Dropbox said it had 15.48 million paying users in 2020, making it one of the most popular file hosting services in the world. While people typically use the platform to store documents and images in the cloud (and keep those files synced to their devices), Dropbox also can host and share videos. However, Dropbox and video sharing have many limitations.
In this guide, learn more about Dropbox and video sharing and why you might want to consider an alternative platform to share video content online.
While you can share video and other media files with other people through Dropbox, those people might not always be able to view your content. That's because Dropbox restricts video playback depending on the type of account the file owner has.
Say you upload a 2-hour sales presentation to the platform and share it with stakeholders. If you are a Dropbox Basic user, those stakeholders can only stream the first 15 minutes of that video on Dropbox's website or mobile app. If you are a Dropbox Plus, Professional, or Family user, stakeholders can only view the first hour of your video. Stakeholders can only see the full 2-hour video if they have a Dropbox Business account. This is one major drawback to Dropbox and video sharing.
There is a way around these restrictions, however, if viewers can download the video to their personal devices. However, that defeats the purpose of video streaming, and many people won't want to download large files onto their laptops or smartphones. As you can see, Dropbox and video sharing can be a challenge if you need to stream long videos to audiences.
Viostream is a video platform that doesn't restrict video playback. As long as you have enough bandwidth and storage, viewers can watch your videos in their entirety over and over again. That means your audiences don't have to download videos onto their computer to view them. Start a Viostream free trial now and check out the platform's other video management features.
Related Reading: What Are Accessible Videos?

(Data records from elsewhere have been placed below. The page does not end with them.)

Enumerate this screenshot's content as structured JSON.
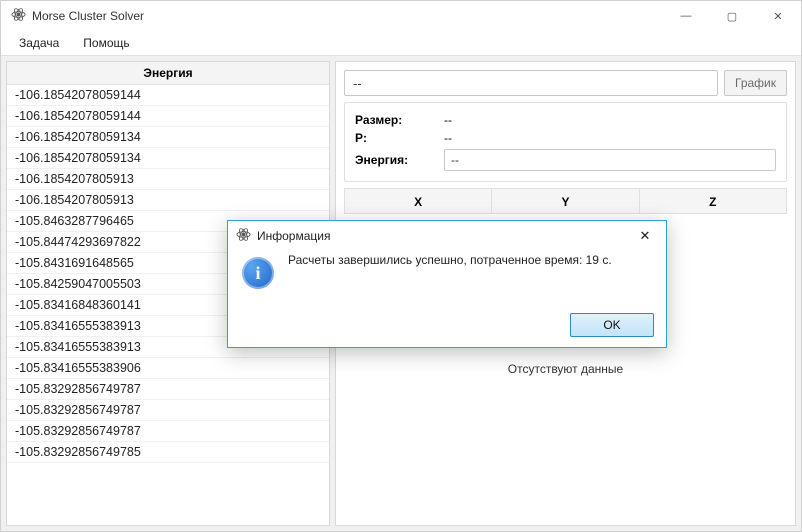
{
  "window": {
    "title": "Morse Cluster Solver",
    "minimize_glyph": "—",
    "maximize_glyph": "▢",
    "close_glyph": "✕"
  },
  "menu": {
    "task": "Задача",
    "help": "Помощь"
  },
  "left": {
    "header": "Энергия",
    "rows": [
      "-106.18542078059144",
      "-106.18542078059144",
      "-106.18542078059134",
      "-106.18542078059134",
      "-106.1854207805913",
      "-106.1854207805913",
      "-105.8463287796465",
      "-105.84474293697822",
      "-105.8431691648565",
      "-105.84259047005503",
      "-105.83416848360141",
      "-105.83416555383913",
      "-105.83416555383913",
      "-105.83416555383906",
      "-105.83292856749787",
      "-105.83292856749787",
      "-105.83292856749787",
      "-105.83292856749785"
    ]
  },
  "right": {
    "top_input_value": "--",
    "graph_button": "График",
    "size_label": "Размер:",
    "size_value": "--",
    "p_label": "P:",
    "p_value": "--",
    "energy_label": "Энергия:",
    "energy_value": "--",
    "col_x": "X",
    "col_y": "Y",
    "col_z": "Z",
    "no_data": "Отсутствуют данные"
  },
  "dialog": {
    "title": "Информация",
    "close_glyph": "✕",
    "info_glyph": "i",
    "message": "Расчеты завершились успешно, потраченное время: 19 с.",
    "ok": "OK"
  }
}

Dropbox and video sharing might seem like a good idea, but consider the platform's security capabilities. While Dropbox provides some access control features, you can't specify permissions for videos in sub-folders. That means you will need to either create permissions for the entire folder or leave files in sub-folders exposed. Many organizations want to specify permissions for some videos and leave other videos accessible to the public, but this isn't possible with Dropbox.
Another drawback of Dropbox and video sharing is you can't share videos over the internet with a password. That means anyone with access to a link to your video can view it, even if you don't want them to. And, of course, if people are able to download your video, they can share it with anyone, anywhere, at their discretion and not yours.
Related Reading: Best Secure Video Host for Your Company
Dropbox once offered analytics features that tracked shared files across the internet to users with Professional, Business Advanced, and Enterprise plans. While these metrics were limited, they provided context to shared videos, allowing file owners to see which audiences engaged with their content. However, Dropbox removed these features from its platform in October 2021 and no longer offers any video analytics at all. Now, Dropbox recommends users track shared files using a third-party tool called DocSend.
Tracking the videos you share is critical because you can discover how audiences interact with your content. For example, Viostream offers enterprise-grade analytics features that monitor video content as soon as you share it with other people. With its dashboard-style interface, you can interpret your video data with a click of a button and dig deeper into how viewers engage with content across devices and locations. Viostream's graphic engagement meter, for example, provides real-time insights into how well your videos perform so you can quickly replace low-engagement content with content that resonates with audiences.
Learn more about Viostream's video analytics features.
Related Reading: The Role of Video Analytics in Your Business Intelligence
If you're thinking about Dropbox and video sharing, you need to recognize that this platform has severe video playback limitations, no video analytics features, and lacks security capabilities that might put your videos (and possibly your organization as a whole) at risk. If you don't want audiences to download content to their devices and you need to track the success of your videos, you will be better off investing in a dedicated video platform instead.
Viostream provides an alternative to Dropbox and video sharing with its advanced security, video management, and analytics features. To learn more, start your free trial now and test drive the platform for 14 days.